Carleton University’s Dr. Banu Örmeci was recognized in the Academic Leader category of the 2021 Water’s Next Awards.
COVID-19 has brought many activities to a near halt. However, for Dr. Banu Örmeci, it’s been an opportunity to extend her water detection work from polymers and algae to microplastics and the SARS-CoV-2 virus itself.
Örmeci, professor of civil and environmental engineering at Carleton University in Ottawa, is perhaps best known for her research team’s work devising the only known real-time, in-line detection system to achieve polymer dose optimization.
“Polymers are widely used in water and wastewater treatment,” Örmeci says, describing the water-soluble chemicals, which aggregate particles within a suspension of water and solids, as both expensive and toxic to aquatic life and people.
“Measuring polymer concentration is very complex,” Örmeci explains. “In the lab, it takes us a week with an advanced set-up with expensive equipment.” While Örmeci’s team has already developed a system for treatment plants to measure concentrations in real time, efforts are now underway to automate the process without the routine involvement of plant personnel.
Örmeci and her team have also taken a similar approach with algae blooms, which are increasingly affecting Canadian waterways. “Basically, it’s the same technology (as polymer dose optimization). We’re just using a different wavelength to detect algae concentrations in real time.”
This measurement approach, designed to help water treatment plants monitor microalgae and cyanobacteria, has achieved commercialization with RealTech of Whitby, Ontario incorporating it into its UV-vis sensors. “We took the instrument and created a new application for them,” Örmeci says. “Before, they could not measure microalgae concentrations in real time, and now they can.”
In fact, the system goes beyond measuring algae concentrations, tackling additional yet related water parameters such as dissolved organic carbon and nitrogen. “That’s really important because algae grows in the presence of nutrients,” Örmeci says.
While the pandemic has interfered with many routine activities, Örmeci’s team has continued an Environment Canada and Climate Change funded project to detect and quantify microplastics in freshwater systems. “Plastics do not dissolve and disappear,” Örmeci says. “They break up into smaller and smaller pieces, and research shows the adverse impact of microplastics not only on aquatic systems but also on human health. So we’re helping Canadian companies develop products and technologies so they can detect microplastics in water and wastewater samples.”
Örmeci is even tackling the novel coronavirus. Her research group was among the first in Canada to work on wastewater-based epidemiology, monitoring virus levels in sewer systems in order to hasten the prediction of case numbers and spotting of trends.
Early results show strong correlations between sampling and case numbers in Ottawa. “It’s important to be cautious, but we are seeing very good correlations with case numbers, and we can detect it a bit earlier than the clinical tests,” Örmeci says.

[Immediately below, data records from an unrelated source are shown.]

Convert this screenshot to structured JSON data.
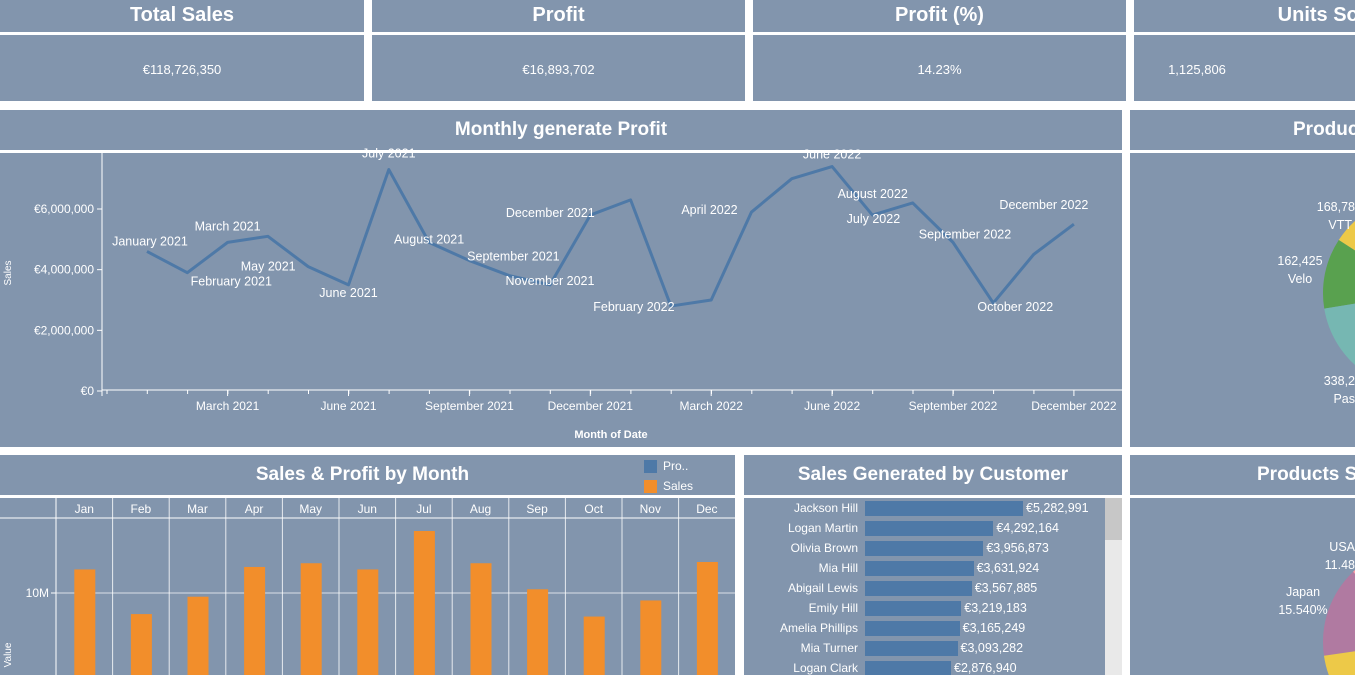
{
  "kpis": [
    {
      "title": "Total Sales",
      "value": "€118,726,350"
    },
    {
      "title": "Profit",
      "value": "€16,893,702"
    },
    {
      "title": "Profit (%)",
      "value": "14.23%"
    },
    {
      "title": "Units Sol",
      "value": "1,125,806"
    }
  ],
  "monthly_panel": {
    "title": "Monthly generate Profit"
  },
  "product_panel": {
    "title": "Produc"
  },
  "sales_profit_panel": {
    "title": "Sales & Profit by Month"
  },
  "customer_panel": {
    "title": "Sales Generated by Customer"
  },
  "products_country_panel": {
    "title": "Products S"
  },
  "colors": {
    "panel_bg": "#8295ad",
    "line": "#4e79a7",
    "profit_swatch": "#4e79a7",
    "sales_bar": "#f28e2b"
  },
  "chart_data": [
    {
      "type": "line",
      "title": "Monthly generate Profit",
      "xlabel": "Month of Date",
      "ylabel": "Sales",
      "x": [
        "January 2021",
        "February 2021",
        "March 2021",
        "April 2021",
        "May 2021",
        "June 2021",
        "July 2021",
        "August 2021",
        "September 2021",
        "October 2021",
        "November 2021",
        "December 2021",
        "January 2022",
        "February 2022",
        "March 2022",
        "April 2022",
        "May 2022",
        "June 2022",
        "July 2022",
        "August 2022",
        "September 2022",
        "October 2022",
        "November 2022",
        "December 2022"
      ],
      "values": [
        4600000,
        3900000,
        4900000,
        5100000,
        4100000,
        3500000,
        7300000,
        4900000,
        4300000,
        3800000,
        3500000,
        5800000,
        6300000,
        2800000,
        3000000,
        5900000,
        7000000,
        7400000,
        5800000,
        6200000,
        4900000,
        2900000,
        4500000,
        5500000
      ],
      "point_labels": {
        "January 2021": "January 2021",
        "February 2021": "February 2021",
        "March 2021": "March 2021",
        "May 2021": "May 2021",
        "June 2021": "June 2021",
        "July 2021": "July 2021",
        "August 2021": "August 2021",
        "September 2021": "September 2021",
        "November 2021": "November 2021",
        "December 2021": "December 2021",
        "February 2022": "February 2022",
        "April 2022": "April 2022",
        "June 2022": "June 2022",
        "July 2022": "July 2022",
        "August 2022": "August 2022",
        "September 2022": "September 2022",
        "October 2022": "October 2022",
        "December 2022": "December 2022"
      },
      "x_ticks": [
        "March 2021",
        "June 2021",
        "September 2021",
        "December 2021",
        "March 2022",
        "June 2022",
        "September 2022",
        "December 2022"
      ],
      "y_ticks": [
        {
          "value": 0,
          "label": "€0"
        },
        {
          "value": 2000000,
          "label": "€2,000,000"
        },
        {
          "value": 4000000,
          "label": "€4,000,000"
        },
        {
          "value": 6000000,
          "label": "€6,000,000"
        }
      ],
      "ylim": [
        0,
        7900000
      ]
    },
    {
      "type": "bar",
      "title": "Sales & Profit by Month",
      "categories": [
        "Jan",
        "Feb",
        "Mar",
        "Apr",
        "May",
        "Jun",
        "Jul",
        "Aug",
        "Sep",
        "Oct",
        "Nov",
        "Dec"
      ],
      "series": [
        {
          "name": "Pro..",
          "values": []
        },
        {
          "name": "Sales",
          "values": [
            11900000,
            8300000,
            9700000,
            12100000,
            12400000,
            11900000,
            15000000,
            12400000,
            10300000,
            8100000,
            9400000,
            12500000
          ]
        }
      ],
      "ylabel": "Value",
      "y_ticks": [
        {
          "value": 10000000,
          "label": "10M"
        }
      ],
      "ylim_visible": [
        6600000,
        16600000
      ]
    },
    {
      "type": "bar",
      "title": "Sales Generated by Customer",
      "categories": [
        "Jackson Hill",
        "Logan Martin",
        "Olivia Brown",
        "Mia Hill",
        "Abigail Lewis",
        "Emily Hill",
        "Amelia Phillips",
        "Mia Turner",
        "Logan Clark"
      ],
      "values": [
        5282991,
        4292164,
        3956873,
        3631924,
        3567885,
        3219183,
        3165249,
        3093282,
        2876940
      ],
      "value_labels": [
        "€5,282,991",
        "€4,292,164",
        "€3,956,873",
        "€3,631,924",
        "€3,567,885",
        "€3,219,183",
        "€3,165,249",
        "€3,093,282",
        "€2,876,940"
      ]
    },
    {
      "type": "pie",
      "title": "Produc",
      "labels": [
        {
          "value": "168,78",
          "name": "VTT"
        },
        {
          "value": "162,425",
          "name": "Velo"
        },
        {
          "value": "338,2",
          "name": "Pas"
        }
      ]
    },
    {
      "type": "pie",
      "title": "Products S",
      "labels": [
        {
          "name": "USA",
          "value": "11.48"
        },
        {
          "name": "Japan",
          "value": "15.540%"
        }
      ]
    }
  ]
}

While scientists and engineers can become isolated in their laboratories, Örmeci mentors female students at Carleton and organizes outreach events to convince young women in high school to consider careers in science and engineering. “A lot of girls who are really, truly interested in science and engineering and who would be so good at it are discouraged and never really explore it,” Örmeci says.
Perhaps some of those young women will follow in Örmeci’s footsteps and earn the recognition she and her research program have received from industrial partners, municipalities, utilities, and professional bodies worldwide.
This profile was written by Saul Chernos, a freelance journalist specializing in environmental issues, for the July/August 2021 issue of Water Canada.
The nomination period for the 2022 Water’s Next Awards is now open! Learn more about the awards here.